Start of EXERCISE DATA

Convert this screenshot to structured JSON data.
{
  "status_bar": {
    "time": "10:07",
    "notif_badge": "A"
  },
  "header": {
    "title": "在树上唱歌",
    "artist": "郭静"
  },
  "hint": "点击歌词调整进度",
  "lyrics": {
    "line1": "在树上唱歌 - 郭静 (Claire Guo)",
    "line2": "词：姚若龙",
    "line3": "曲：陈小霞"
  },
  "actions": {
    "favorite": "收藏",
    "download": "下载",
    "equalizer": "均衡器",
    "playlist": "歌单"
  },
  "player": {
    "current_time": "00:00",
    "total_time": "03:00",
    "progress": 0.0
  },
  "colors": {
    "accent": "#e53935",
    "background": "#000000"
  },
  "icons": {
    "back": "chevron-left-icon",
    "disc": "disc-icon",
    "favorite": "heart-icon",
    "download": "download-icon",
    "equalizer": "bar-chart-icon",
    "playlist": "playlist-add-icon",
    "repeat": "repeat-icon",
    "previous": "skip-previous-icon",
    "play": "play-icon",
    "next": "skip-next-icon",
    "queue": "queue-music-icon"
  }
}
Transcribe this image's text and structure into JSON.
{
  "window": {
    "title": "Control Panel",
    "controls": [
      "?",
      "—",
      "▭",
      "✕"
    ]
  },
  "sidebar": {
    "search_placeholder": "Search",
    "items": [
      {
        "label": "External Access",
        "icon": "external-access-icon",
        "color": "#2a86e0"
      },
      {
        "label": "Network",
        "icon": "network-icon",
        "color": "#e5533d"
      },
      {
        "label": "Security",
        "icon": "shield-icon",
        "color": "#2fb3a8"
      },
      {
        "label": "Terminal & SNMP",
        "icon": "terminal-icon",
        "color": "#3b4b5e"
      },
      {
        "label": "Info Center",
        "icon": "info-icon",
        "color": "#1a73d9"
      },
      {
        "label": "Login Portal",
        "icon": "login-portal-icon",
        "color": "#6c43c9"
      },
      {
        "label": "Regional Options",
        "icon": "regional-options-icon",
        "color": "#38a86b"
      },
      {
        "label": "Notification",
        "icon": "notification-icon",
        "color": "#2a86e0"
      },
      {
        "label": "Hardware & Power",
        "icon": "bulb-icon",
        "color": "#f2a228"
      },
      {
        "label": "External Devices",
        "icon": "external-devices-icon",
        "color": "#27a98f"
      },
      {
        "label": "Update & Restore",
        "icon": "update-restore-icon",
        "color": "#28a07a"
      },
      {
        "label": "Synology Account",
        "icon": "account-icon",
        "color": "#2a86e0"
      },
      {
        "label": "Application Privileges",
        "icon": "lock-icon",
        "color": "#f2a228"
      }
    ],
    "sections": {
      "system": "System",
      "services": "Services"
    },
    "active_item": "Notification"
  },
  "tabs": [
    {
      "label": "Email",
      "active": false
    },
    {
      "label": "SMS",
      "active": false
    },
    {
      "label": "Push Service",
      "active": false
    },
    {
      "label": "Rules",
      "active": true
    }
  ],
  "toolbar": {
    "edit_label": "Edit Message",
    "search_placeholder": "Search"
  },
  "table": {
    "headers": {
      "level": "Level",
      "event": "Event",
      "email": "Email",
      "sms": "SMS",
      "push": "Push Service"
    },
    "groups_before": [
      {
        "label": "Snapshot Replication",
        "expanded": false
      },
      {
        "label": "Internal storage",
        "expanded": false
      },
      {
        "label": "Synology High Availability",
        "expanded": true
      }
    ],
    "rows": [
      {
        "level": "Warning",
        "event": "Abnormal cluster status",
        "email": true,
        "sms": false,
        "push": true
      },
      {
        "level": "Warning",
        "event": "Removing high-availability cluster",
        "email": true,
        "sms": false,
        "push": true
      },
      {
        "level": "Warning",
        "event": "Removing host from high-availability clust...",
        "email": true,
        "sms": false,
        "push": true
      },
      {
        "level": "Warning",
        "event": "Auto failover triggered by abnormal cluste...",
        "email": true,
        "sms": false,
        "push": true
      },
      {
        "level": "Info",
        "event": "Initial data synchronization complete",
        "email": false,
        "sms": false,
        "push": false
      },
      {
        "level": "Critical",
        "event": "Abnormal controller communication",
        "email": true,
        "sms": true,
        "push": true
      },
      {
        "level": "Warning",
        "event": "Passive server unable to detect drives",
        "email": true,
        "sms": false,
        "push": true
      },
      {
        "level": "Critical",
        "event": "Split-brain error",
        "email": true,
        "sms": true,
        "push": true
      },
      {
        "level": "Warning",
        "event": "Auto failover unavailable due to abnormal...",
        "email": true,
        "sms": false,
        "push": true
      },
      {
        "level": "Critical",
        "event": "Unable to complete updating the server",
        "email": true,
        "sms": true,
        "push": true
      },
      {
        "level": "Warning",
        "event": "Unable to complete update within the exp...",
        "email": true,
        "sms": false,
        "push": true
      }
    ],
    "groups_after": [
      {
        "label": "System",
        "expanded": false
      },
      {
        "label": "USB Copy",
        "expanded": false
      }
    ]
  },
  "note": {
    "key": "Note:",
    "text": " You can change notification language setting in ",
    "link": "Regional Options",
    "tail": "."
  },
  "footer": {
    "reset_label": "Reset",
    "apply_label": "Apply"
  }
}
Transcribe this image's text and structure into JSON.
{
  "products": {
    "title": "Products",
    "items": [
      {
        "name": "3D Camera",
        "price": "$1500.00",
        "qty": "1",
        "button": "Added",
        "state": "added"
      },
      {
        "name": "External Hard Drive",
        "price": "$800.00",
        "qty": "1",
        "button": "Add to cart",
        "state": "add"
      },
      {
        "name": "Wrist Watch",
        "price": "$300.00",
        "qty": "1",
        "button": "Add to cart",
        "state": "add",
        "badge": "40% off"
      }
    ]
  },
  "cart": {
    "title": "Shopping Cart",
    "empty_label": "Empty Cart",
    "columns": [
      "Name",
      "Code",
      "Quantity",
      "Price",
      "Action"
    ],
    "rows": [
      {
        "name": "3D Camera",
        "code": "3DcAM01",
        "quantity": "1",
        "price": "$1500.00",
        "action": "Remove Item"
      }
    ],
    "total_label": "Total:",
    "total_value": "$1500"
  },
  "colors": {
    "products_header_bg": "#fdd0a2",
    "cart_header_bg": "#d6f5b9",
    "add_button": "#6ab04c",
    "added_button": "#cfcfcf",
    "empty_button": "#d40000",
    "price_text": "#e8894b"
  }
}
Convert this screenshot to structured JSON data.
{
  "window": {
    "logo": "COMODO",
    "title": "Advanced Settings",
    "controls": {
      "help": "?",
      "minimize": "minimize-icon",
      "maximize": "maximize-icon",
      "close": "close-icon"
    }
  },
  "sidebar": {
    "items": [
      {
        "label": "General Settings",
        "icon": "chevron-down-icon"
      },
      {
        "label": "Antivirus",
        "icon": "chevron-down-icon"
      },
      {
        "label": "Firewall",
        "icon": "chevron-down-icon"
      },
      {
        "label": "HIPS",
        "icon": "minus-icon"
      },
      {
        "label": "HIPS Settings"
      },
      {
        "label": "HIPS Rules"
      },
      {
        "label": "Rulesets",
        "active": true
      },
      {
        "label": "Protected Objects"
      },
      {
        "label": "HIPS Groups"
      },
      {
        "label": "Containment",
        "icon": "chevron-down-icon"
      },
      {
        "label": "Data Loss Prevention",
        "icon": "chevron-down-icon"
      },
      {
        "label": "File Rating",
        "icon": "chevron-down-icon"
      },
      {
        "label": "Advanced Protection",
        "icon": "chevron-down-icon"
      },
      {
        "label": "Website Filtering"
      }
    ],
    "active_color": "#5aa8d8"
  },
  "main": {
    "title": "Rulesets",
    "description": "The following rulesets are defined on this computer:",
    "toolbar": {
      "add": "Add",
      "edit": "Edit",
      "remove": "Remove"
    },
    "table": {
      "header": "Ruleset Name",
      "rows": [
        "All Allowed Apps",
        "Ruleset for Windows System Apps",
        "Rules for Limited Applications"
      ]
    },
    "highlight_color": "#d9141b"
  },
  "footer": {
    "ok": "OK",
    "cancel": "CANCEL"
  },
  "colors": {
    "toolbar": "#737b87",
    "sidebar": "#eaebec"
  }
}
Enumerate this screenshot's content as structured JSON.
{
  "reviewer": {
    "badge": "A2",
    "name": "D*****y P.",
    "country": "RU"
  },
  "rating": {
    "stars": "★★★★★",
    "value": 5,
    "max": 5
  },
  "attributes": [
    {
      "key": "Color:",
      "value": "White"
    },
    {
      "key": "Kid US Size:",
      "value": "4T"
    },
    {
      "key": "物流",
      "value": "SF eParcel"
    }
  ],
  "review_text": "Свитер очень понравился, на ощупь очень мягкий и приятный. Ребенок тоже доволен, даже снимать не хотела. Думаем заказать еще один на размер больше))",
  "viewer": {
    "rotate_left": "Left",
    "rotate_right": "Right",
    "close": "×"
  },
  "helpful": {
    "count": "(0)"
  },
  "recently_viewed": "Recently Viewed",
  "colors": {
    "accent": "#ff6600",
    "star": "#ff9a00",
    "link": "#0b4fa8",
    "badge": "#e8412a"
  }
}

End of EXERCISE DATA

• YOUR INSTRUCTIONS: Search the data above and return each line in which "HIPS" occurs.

• RESPONSE AREA:
        "label": "HIPS",
        "label": "HIPS Settings"
        "label": "HIPS Rules"
        "label": "HIPS Groups"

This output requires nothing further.